» **WORK REQUEST**
Search the records for the string "JSON", and show each line where it appears.

________________

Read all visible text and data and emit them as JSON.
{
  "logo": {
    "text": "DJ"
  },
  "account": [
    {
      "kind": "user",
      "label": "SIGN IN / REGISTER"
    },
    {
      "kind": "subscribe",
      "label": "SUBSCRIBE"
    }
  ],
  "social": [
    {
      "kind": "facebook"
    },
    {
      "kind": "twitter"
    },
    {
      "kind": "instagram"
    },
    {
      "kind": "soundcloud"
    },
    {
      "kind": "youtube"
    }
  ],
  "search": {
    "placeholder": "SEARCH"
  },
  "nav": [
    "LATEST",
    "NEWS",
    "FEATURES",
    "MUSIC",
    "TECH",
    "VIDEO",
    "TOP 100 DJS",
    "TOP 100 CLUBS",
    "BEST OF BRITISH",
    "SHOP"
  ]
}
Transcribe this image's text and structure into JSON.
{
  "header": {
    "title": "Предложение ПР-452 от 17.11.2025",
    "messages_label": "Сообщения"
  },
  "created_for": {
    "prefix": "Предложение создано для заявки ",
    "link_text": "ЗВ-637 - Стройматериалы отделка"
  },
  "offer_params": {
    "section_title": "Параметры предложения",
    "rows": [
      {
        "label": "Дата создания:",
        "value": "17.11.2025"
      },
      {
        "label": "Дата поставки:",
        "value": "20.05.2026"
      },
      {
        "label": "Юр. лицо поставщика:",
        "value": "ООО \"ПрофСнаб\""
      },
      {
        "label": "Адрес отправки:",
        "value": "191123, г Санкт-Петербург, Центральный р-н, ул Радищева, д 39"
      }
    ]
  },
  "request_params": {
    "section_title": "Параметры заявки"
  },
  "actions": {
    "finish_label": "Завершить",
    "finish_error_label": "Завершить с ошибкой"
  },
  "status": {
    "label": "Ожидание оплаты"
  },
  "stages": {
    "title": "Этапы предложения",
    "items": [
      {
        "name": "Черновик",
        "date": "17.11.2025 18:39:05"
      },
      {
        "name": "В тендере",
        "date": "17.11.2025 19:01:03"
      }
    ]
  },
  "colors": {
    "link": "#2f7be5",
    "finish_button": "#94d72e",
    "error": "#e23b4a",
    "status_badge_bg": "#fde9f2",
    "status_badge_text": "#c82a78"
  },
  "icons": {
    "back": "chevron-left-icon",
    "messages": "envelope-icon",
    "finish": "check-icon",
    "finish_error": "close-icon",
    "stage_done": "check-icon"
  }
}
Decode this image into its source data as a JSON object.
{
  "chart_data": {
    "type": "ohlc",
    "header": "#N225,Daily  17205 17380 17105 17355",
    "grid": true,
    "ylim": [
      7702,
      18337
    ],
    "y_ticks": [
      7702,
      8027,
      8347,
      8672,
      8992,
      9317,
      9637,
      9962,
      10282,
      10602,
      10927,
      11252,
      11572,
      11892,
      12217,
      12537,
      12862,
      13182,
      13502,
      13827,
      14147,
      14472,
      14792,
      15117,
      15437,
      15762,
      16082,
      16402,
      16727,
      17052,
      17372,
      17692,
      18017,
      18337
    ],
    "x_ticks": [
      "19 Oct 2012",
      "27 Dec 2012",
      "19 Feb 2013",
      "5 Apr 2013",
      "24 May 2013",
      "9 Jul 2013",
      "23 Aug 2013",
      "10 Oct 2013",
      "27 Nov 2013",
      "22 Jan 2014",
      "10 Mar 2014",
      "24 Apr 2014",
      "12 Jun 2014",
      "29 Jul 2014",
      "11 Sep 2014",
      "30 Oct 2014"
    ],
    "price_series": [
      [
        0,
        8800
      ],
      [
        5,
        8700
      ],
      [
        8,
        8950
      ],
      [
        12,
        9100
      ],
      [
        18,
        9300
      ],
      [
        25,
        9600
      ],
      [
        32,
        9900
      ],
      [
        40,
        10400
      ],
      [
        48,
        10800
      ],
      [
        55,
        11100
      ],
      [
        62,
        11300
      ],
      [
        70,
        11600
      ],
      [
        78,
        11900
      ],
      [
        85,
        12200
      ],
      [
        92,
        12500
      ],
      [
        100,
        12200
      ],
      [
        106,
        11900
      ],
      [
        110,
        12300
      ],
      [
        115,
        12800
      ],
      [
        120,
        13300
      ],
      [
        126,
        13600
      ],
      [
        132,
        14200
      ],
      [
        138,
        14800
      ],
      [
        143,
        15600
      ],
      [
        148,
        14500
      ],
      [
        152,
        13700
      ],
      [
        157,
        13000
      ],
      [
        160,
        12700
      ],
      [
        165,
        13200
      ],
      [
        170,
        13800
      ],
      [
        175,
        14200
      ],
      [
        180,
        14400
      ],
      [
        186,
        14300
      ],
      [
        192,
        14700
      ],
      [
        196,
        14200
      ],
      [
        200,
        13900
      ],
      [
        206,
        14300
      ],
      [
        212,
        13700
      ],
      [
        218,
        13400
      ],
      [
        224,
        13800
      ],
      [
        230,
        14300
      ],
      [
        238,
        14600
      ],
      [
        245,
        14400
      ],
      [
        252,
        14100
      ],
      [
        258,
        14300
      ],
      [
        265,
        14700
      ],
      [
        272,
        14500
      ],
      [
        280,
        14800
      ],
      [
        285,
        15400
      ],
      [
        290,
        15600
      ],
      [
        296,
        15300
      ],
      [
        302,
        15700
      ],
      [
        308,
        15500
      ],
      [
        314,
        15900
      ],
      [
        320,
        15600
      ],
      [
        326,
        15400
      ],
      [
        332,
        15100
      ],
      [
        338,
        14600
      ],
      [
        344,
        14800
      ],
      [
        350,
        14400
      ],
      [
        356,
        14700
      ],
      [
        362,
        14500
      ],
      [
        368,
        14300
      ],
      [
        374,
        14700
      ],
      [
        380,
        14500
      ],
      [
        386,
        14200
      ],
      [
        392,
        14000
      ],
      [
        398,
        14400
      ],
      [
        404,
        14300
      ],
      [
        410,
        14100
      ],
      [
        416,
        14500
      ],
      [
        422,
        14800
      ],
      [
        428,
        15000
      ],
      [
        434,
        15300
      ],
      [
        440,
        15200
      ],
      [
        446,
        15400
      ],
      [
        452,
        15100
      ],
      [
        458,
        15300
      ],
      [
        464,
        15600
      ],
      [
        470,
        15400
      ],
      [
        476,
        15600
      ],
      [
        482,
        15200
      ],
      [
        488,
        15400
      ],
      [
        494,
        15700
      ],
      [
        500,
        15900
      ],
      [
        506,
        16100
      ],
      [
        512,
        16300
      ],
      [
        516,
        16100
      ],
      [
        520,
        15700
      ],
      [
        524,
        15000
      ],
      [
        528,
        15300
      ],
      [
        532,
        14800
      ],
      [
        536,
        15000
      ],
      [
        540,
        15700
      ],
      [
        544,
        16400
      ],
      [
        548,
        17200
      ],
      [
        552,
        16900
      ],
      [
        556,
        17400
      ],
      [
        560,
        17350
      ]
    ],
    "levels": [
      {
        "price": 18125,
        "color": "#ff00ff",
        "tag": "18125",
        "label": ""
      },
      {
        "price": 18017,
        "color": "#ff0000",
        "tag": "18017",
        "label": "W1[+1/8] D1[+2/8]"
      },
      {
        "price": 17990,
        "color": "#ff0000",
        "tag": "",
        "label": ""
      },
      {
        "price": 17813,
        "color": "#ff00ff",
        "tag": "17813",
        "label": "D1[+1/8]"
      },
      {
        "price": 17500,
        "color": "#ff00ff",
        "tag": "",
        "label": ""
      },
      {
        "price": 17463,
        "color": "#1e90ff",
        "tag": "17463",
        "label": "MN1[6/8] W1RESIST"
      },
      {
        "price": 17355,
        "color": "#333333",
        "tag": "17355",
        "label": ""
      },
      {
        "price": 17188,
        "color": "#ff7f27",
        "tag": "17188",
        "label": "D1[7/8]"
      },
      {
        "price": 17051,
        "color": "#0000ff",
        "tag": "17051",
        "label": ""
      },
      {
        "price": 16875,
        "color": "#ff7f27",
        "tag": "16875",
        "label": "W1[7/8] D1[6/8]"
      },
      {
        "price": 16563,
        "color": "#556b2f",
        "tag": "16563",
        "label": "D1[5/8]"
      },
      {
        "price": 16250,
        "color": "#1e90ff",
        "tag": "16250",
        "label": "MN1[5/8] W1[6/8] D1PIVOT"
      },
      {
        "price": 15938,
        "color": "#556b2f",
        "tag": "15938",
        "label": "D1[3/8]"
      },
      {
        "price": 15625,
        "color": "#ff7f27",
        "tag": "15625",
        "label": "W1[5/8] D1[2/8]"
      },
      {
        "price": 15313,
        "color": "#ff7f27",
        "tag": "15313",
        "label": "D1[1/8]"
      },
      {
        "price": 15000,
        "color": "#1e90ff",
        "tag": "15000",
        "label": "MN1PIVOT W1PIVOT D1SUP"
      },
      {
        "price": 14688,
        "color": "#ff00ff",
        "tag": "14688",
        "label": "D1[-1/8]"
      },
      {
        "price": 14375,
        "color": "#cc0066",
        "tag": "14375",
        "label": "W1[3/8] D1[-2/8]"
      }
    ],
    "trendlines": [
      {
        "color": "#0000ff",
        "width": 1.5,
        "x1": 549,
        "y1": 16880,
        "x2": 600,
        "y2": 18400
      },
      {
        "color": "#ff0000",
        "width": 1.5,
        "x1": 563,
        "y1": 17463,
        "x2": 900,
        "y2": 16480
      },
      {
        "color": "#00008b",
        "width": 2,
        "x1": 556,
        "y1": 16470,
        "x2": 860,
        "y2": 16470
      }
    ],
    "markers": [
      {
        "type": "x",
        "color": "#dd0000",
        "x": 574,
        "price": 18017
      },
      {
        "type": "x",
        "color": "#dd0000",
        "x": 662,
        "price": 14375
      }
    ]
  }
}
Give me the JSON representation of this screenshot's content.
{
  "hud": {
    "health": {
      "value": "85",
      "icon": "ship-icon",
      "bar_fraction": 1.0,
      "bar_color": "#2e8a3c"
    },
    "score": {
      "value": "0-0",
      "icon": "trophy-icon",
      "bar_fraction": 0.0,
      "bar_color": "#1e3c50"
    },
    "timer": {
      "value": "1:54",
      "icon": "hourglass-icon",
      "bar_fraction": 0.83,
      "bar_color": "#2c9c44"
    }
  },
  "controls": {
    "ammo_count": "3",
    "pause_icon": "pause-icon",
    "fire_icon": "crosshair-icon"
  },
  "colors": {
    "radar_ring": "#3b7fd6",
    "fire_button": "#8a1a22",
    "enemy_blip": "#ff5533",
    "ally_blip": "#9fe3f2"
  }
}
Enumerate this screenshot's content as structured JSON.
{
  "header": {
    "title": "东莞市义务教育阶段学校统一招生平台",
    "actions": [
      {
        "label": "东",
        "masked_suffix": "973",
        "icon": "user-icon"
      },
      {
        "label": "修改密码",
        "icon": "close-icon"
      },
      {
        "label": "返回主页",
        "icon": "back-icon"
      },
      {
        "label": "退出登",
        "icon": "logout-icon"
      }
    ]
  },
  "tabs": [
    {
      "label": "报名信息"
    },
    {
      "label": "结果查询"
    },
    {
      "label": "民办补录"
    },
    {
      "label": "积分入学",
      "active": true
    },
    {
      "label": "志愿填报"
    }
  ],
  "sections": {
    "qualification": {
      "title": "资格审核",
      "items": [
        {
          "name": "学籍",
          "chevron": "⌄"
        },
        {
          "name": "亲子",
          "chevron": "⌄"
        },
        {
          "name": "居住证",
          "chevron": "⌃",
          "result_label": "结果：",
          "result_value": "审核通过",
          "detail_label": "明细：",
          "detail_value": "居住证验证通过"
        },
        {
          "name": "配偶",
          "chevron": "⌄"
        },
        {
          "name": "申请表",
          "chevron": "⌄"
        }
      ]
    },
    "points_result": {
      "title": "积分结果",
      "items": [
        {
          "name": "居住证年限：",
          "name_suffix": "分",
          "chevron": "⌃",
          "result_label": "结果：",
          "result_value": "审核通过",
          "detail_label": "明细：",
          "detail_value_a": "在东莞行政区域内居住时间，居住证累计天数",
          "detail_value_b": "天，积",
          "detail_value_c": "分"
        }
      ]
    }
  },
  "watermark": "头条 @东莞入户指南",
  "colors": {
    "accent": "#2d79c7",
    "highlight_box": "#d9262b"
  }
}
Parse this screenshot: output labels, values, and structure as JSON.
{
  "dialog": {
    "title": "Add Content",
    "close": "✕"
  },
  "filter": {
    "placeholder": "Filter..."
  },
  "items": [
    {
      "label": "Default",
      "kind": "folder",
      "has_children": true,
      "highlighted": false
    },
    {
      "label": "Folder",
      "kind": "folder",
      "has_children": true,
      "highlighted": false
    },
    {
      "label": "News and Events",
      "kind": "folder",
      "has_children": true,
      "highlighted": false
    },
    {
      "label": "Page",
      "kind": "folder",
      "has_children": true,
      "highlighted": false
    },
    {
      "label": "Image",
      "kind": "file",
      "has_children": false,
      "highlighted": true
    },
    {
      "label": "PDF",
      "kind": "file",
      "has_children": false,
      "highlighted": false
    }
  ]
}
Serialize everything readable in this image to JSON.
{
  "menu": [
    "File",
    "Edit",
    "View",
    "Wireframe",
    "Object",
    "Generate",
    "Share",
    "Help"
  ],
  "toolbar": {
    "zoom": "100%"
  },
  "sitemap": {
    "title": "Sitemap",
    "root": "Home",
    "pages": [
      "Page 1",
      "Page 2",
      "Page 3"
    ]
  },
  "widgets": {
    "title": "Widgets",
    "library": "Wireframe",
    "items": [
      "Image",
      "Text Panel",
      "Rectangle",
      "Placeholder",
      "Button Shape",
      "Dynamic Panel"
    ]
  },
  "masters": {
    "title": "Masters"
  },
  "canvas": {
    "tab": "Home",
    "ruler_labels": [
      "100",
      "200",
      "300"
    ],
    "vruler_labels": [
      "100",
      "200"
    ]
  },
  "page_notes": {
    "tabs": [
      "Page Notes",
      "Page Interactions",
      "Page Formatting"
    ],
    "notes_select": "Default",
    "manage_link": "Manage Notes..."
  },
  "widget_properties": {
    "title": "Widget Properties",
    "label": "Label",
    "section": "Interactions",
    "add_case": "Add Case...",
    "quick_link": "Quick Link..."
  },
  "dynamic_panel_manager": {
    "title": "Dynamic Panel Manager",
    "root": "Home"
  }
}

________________

» **WRITTEN ANSWER**
Read all visible text and data and emit them as JSON.
Transcribe this image's text and structure into JSON.
Decode this image into its source data as a JSON object.
Give me the JSON representation of this screenshot's content.
Enumerate this screenshot's content as structured JSON.
Parse this screenshot: output labels, values, and structure as JSON.
Serialize everything readable in this image to JSON.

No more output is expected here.